Exercise ->
Of the entries below, copy only those lines that contain the word "name".

Recorded data:

──────────

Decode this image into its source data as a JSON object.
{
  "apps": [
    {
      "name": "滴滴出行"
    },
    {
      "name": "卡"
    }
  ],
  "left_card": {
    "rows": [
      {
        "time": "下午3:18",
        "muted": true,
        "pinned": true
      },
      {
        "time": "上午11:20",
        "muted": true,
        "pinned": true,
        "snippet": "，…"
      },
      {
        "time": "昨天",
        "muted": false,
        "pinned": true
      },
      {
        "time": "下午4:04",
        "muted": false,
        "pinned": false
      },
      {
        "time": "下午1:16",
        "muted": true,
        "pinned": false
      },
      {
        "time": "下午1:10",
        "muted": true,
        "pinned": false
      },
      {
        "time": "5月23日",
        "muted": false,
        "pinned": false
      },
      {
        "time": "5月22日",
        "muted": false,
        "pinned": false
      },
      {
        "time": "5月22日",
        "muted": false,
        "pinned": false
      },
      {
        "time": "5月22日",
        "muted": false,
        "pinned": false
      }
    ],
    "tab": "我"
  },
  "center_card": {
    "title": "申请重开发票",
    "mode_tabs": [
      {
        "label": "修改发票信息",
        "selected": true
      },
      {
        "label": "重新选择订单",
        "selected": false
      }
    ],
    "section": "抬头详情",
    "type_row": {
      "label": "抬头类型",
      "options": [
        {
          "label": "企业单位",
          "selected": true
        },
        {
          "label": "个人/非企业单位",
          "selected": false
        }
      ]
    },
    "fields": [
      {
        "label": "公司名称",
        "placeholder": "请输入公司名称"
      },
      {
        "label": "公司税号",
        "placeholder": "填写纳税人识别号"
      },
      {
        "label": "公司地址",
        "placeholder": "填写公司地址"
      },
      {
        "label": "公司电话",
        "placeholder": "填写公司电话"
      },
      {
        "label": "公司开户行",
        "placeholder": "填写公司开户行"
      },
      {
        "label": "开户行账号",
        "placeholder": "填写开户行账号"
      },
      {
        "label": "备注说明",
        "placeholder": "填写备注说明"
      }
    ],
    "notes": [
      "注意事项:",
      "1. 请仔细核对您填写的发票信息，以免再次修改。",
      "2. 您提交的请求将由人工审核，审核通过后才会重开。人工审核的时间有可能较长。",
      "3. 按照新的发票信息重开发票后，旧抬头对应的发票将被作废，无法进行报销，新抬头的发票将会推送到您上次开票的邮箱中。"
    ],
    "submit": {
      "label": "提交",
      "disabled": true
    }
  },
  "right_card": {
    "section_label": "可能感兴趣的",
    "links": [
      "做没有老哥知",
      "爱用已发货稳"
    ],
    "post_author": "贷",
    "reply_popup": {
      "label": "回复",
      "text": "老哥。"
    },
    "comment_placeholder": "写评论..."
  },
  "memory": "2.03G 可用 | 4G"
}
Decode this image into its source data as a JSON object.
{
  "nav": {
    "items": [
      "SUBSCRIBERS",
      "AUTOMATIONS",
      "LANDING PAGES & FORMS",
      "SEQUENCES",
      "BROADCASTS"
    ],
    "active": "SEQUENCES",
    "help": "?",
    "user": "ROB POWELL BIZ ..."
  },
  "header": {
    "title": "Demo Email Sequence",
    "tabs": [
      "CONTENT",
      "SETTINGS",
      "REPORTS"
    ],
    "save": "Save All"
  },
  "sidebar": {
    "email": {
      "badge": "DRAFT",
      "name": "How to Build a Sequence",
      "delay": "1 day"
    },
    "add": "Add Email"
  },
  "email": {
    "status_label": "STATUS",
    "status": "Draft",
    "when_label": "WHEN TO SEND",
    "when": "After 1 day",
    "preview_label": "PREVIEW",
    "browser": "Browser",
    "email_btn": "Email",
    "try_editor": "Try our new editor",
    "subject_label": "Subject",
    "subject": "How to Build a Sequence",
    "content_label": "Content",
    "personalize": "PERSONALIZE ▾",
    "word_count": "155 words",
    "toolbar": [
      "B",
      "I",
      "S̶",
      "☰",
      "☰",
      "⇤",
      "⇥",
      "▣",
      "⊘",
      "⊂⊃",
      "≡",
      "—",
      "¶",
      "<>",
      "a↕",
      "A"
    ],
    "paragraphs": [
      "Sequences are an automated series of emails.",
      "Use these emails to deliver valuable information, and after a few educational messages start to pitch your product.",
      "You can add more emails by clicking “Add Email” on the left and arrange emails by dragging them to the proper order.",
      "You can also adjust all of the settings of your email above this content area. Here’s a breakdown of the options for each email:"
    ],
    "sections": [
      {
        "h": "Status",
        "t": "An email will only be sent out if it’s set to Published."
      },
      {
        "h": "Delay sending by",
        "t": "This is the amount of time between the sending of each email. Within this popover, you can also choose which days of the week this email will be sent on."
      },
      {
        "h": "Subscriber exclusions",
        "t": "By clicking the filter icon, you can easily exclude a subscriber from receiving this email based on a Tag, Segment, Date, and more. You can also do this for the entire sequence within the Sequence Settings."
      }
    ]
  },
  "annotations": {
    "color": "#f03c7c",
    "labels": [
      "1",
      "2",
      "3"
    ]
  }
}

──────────

Solved problem ->
      "name": "滴滴出行"
      "name": "卡"
      "name": "How to Build a Sequence",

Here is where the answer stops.